→ **REQUIREMENT**: Look through the data below for the string "this", and copy every line where it turns up.

[Entries from a dataset of interfaces]
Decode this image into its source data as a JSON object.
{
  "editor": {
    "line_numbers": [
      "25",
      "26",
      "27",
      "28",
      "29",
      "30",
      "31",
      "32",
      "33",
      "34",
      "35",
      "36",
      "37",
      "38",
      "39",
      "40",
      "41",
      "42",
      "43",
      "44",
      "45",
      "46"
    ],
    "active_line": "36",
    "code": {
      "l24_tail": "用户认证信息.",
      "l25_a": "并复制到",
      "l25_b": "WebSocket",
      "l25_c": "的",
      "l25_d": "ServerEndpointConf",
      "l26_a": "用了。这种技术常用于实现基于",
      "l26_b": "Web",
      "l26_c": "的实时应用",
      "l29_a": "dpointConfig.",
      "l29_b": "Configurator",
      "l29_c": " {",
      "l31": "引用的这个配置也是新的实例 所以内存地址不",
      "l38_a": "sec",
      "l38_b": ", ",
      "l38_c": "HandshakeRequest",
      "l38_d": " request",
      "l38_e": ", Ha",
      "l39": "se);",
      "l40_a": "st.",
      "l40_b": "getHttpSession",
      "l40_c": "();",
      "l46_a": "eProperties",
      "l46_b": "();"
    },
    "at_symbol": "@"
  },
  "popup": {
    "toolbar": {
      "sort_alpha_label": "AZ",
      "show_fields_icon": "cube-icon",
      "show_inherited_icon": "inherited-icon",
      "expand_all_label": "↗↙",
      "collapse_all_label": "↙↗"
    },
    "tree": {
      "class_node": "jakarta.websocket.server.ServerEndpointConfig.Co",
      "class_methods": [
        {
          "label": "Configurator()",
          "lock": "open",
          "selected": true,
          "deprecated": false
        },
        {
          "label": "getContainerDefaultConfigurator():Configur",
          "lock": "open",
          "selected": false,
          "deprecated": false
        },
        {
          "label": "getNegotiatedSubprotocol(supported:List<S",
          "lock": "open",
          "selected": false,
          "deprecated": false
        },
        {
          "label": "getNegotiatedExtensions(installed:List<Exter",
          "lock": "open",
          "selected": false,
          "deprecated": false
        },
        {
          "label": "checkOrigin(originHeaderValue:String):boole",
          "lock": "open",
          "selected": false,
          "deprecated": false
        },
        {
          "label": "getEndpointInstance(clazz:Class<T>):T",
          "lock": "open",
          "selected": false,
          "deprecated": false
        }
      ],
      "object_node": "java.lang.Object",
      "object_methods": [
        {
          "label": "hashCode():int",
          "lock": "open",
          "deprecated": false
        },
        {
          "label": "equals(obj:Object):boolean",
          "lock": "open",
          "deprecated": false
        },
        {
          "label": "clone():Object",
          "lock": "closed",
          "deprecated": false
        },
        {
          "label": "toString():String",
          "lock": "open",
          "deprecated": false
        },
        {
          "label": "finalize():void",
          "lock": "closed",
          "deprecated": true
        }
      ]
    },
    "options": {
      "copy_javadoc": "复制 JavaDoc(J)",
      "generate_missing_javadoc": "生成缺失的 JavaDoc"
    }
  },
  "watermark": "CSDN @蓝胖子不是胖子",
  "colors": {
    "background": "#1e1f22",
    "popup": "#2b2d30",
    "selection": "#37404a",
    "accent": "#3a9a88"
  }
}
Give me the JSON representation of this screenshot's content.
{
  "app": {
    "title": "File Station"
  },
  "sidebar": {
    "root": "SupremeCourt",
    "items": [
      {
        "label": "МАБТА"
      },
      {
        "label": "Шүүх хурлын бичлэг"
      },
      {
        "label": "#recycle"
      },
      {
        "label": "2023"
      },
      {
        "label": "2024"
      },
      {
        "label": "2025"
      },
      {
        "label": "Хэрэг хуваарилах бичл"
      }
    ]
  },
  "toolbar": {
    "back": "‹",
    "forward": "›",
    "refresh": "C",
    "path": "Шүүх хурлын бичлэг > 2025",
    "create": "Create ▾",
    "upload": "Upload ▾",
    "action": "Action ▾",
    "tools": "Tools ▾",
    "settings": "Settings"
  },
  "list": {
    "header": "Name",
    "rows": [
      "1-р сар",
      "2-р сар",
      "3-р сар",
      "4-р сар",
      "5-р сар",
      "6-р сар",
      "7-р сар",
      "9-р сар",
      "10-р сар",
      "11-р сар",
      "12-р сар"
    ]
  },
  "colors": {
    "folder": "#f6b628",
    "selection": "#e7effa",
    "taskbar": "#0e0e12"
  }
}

→ **FINAL ANSWER**:
Decode this image into its source data as a JSON object.
Give me the JSON representation of this screenshot's content.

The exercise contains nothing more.